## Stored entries
* * *
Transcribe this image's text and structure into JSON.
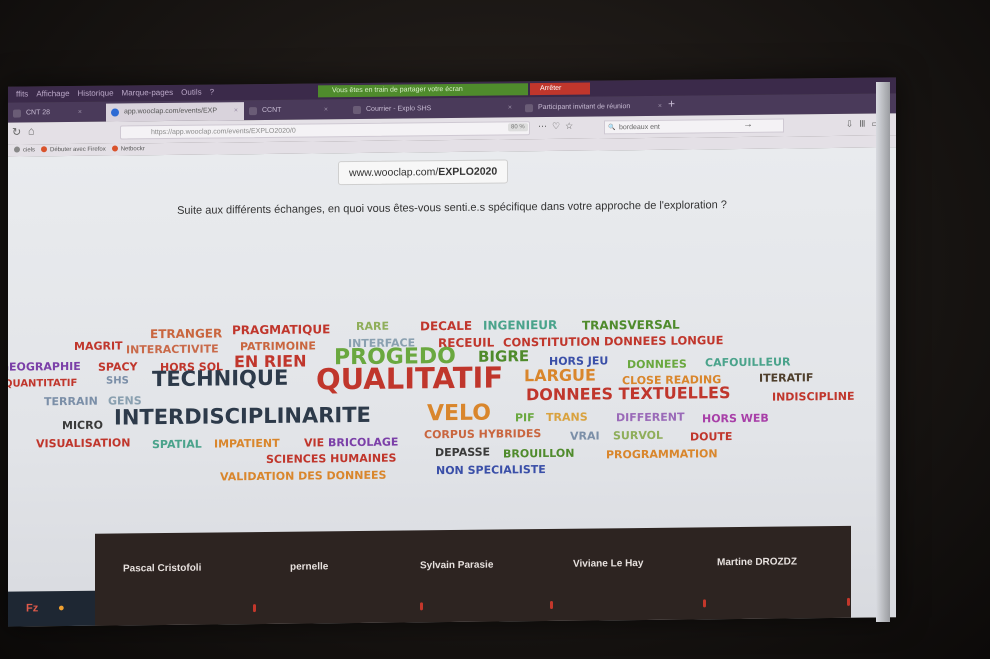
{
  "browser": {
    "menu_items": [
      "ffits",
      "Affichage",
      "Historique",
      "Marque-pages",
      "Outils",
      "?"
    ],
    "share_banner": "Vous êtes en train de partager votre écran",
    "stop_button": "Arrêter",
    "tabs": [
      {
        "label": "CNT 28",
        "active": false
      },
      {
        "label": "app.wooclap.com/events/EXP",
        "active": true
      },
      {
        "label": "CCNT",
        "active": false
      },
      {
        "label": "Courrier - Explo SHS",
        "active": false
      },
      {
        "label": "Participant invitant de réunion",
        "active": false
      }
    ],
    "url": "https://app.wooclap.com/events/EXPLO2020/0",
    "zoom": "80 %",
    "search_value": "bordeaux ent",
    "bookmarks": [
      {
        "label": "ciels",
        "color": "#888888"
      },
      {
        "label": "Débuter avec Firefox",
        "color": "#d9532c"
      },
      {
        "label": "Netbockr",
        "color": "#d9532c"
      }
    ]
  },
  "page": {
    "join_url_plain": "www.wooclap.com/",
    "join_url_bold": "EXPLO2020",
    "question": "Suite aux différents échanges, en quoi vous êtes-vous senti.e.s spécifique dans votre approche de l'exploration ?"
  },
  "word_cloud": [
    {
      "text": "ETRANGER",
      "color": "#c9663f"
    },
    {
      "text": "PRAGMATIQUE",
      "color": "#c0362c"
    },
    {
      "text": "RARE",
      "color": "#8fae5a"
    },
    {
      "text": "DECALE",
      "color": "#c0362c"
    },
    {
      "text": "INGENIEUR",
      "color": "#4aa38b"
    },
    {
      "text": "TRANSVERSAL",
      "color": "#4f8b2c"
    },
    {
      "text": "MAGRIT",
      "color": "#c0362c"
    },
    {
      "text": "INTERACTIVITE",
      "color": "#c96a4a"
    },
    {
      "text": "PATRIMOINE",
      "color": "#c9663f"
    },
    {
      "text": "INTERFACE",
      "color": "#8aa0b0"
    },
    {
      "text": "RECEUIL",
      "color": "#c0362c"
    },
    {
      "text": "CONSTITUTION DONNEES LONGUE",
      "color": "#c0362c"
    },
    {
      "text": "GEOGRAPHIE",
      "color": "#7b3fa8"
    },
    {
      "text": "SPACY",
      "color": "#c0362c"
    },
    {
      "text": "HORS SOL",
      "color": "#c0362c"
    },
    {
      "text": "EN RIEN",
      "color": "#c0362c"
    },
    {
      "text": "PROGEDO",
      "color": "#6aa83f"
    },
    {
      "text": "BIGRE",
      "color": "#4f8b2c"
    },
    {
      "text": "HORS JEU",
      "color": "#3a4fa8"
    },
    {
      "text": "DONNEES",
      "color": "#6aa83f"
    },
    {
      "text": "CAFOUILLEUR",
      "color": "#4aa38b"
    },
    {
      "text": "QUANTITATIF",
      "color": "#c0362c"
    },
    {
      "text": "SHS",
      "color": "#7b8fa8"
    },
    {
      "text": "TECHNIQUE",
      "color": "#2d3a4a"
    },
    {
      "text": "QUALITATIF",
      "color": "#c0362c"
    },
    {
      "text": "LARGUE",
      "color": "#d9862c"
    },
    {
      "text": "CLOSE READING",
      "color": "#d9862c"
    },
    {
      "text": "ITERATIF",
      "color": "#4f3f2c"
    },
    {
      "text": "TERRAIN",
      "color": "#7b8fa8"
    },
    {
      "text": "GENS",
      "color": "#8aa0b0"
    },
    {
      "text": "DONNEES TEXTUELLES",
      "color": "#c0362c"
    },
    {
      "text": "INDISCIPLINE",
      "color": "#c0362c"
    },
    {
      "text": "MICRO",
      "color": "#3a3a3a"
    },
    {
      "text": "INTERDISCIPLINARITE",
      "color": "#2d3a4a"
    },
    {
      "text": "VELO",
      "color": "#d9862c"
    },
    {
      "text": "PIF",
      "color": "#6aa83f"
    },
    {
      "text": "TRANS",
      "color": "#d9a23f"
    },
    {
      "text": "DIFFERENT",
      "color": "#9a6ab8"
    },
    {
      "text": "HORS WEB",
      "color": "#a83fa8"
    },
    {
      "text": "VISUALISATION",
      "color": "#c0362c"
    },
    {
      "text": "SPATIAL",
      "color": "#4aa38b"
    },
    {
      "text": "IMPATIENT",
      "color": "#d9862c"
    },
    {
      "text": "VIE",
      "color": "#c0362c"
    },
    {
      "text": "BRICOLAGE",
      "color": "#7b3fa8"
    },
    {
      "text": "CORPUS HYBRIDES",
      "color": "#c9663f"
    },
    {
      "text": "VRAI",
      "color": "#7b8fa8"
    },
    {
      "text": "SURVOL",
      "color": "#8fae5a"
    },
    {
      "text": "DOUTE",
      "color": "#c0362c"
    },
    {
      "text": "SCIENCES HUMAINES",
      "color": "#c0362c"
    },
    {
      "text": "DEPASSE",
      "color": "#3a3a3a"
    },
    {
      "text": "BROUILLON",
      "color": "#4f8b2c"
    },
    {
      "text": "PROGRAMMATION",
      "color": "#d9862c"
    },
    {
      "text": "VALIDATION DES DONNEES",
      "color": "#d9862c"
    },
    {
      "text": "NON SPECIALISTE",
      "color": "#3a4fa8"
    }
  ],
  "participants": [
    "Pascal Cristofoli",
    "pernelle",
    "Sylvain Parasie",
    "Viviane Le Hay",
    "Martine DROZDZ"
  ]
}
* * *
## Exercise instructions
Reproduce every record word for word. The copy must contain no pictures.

## Solution to this task
Transcribe this image's text and structure into JSON.
{
  "browser": {
    "menu_items": [
      "ffits",
      "Affichage",
      "Historique",
      "Marque-pages",
      "Outils",
      "?"
    ],
    "share_banner": "Vous êtes en train de partager votre écran",
    "stop_button": "Arrêter",
    "tabs": [
      {
        "label": "CNT 28",
        "active": false
      },
      {
        "label": "app.wooclap.com/events/EXP",
        "active": true
      },
      {
        "label": "CCNT",
        "active": false
      },
      {
        "label": "Courrier - Explo SHS",
        "active": false
      },
      {
        "label": "Participant invitant de réunion",
        "active": false
      }
    ],
    "url": "https://app.wooclap.com/events/EXPLO2020/0",
    "zoom": "80 %",
    "search_value": "bordeaux ent",
    "bookmarks": [
      {
        "label": "ciels",
        "color": "#888888"
      },
      {
        "label": "Débuter avec Firefox",
        "color": "#d9532c"
      },
      {
        "label": "Netbockr",
        "color": "#d9532c"
      }
    ]
  },
  "page": {
    "join_url_plain": "www.wooclap.com/",
    "join_url_bold": "EXPLO2020",
    "question": "Suite aux différents échanges, en quoi vous êtes-vous senti.e.s spécifique dans votre approche de l'exploration ?"
  },
  "word_cloud": [
    {
      "text": "ETRANGER",
      "color": "#c9663f"
    },
    {
      "text": "PRAGMATIQUE",
      "color": "#c0362c"
    },
    {
      "text": "RARE",
      "color": "#8fae5a"
    },
    {
      "text": "DECALE",
      "color": "#c0362c"
    },
    {
      "text": "INGENIEUR",
      "color": "#4aa38b"
    },
    {
      "text": "TRANSVERSAL",
      "color": "#4f8b2c"
    },
    {
      "text": "MAGRIT",
      "color": "#c0362c"
    },
    {
      "text": "INTERACTIVITE",
      "color": "#c96a4a"
    },
    {
      "text": "PATRIMOINE",
      "color": "#c9663f"
    },
    {
      "text": "INTERFACE",
      "color": "#8aa0b0"
    },
    {
      "text": "RECEUIL",
      "color": "#c0362c"
    },
    {
      "text": "CONSTITUTION DONNEES LONGUE",
      "color": "#c0362c"
    },
    {
      "text": "GEOGRAPHIE",
      "color": "#7b3fa8"
    },
    {
      "text": "SPACY",
      "color": "#c0362c"
    },
    {
      "text": "HORS SOL",
      "color": "#c0362c"
    },
    {
      "text": "EN RIEN",
      "color": "#c0362c"
    },
    {
      "text": "PROGEDO",
      "color": "#6aa83f"
    },
    {
      "text": "BIGRE",
      "color": "#4f8b2c"
    },
    {
      "text": "HORS JEU",
      "color": "#3a4fa8"
    },
    {
      "text": "DONNEES",
      "color": "#6aa83f"
    },
    {
      "text": "CAFOUILLEUR",
      "color": "#4aa38b"
    },
    {
      "text": "QUANTITATIF",
      "color": "#c0362c"
    },
    {
      "text": "SHS",
      "color": "#7b8fa8"
    },
    {
      "text": "TECHNIQUE",
      "color": "#2d3a4a"
    },
    {
      "text": "QUALITATIF",
      "color": "#c0362c"
    },
    {
      "text": "LARGUE",
      "color": "#d9862c"
    },
    {
      "text": "CLOSE READING",
      "color": "#d9862c"
    },
    {
      "text": "ITERATIF",
      "color": "#4f3f2c"
    },
    {
      "text": "TERRAIN",
      "color": "#7b8fa8"
    },
    {
      "text": "GENS",
      "color": "#8aa0b0"
    },
    {
      "text": "DONNEES TEXTUELLES",
      "color": "#c0362c"
    },
    {
      "text": "INDISCIPLINE",
      "color": "#c0362c"
    },
    {
      "text": "MICRO",
      "color": "#3a3a3a"
    },
    {
      "text": "INTERDISCIPLINARITE",
      "color": "#2d3a4a"
    },
    {
      "text": "VELO",
      "color": "#d9862c"
    },
    {
      "text": "PIF",
      "color": "#6aa83f"
    },
    {
      "text": "TRANS",
      "color": "#d9a23f"
    },
    {
      "text": "DIFFERENT",
      "color": "#9a6ab8"
    },
    {
      "text": "HORS WEB",
      "color": "#a83fa8"
    },
    {
      "text": "VISUALISATION",
      "color": "#c0362c"
    },
    {
      "text": "SPATIAL",
      "color": "#4aa38b"
    },
    {
      "text": "IMPATIENT",
      "color": "#d9862c"
    },
    {
      "text": "VIE",
      "color": "#c0362c"
    },
    {
      "text": "BRICOLAGE",
      "color": "#7b3fa8"
    },
    {
      "text": "CORPUS HYBRIDES",
      "color": "#c9663f"
    },
    {
      "text": "VRAI",
      "color": "#7b8fa8"
    },
    {
      "text": "SURVOL",
      "color": "#8fae5a"
    },
    {
      "text": "DOUTE",
      "color": "#c0362c"
    },
    {
      "text": "SCIENCES HUMAINES",
      "color": "#c0362c"
    },
    {
      "text": "DEPASSE",
      "color": "#3a3a3a"
    },
    {
      "text": "BROUILLON",
      "color": "#4f8b2c"
    },
    {
      "text": "PROGRAMMATION",
      "color": "#d9862c"
    },
    {
      "text": "VALIDATION DES DONNEES",
      "color": "#d9862c"
    },
    {
      "text": "NON SPECIALISTE",
      "color": "#3a4fa8"
    }
  ],
  "participants": [
    "Pascal Cristofoli",
    "pernelle",
    "Sylvain Parasie",
    "Viviane Le Hay",
    "Martine DROZDZ"
  ]
}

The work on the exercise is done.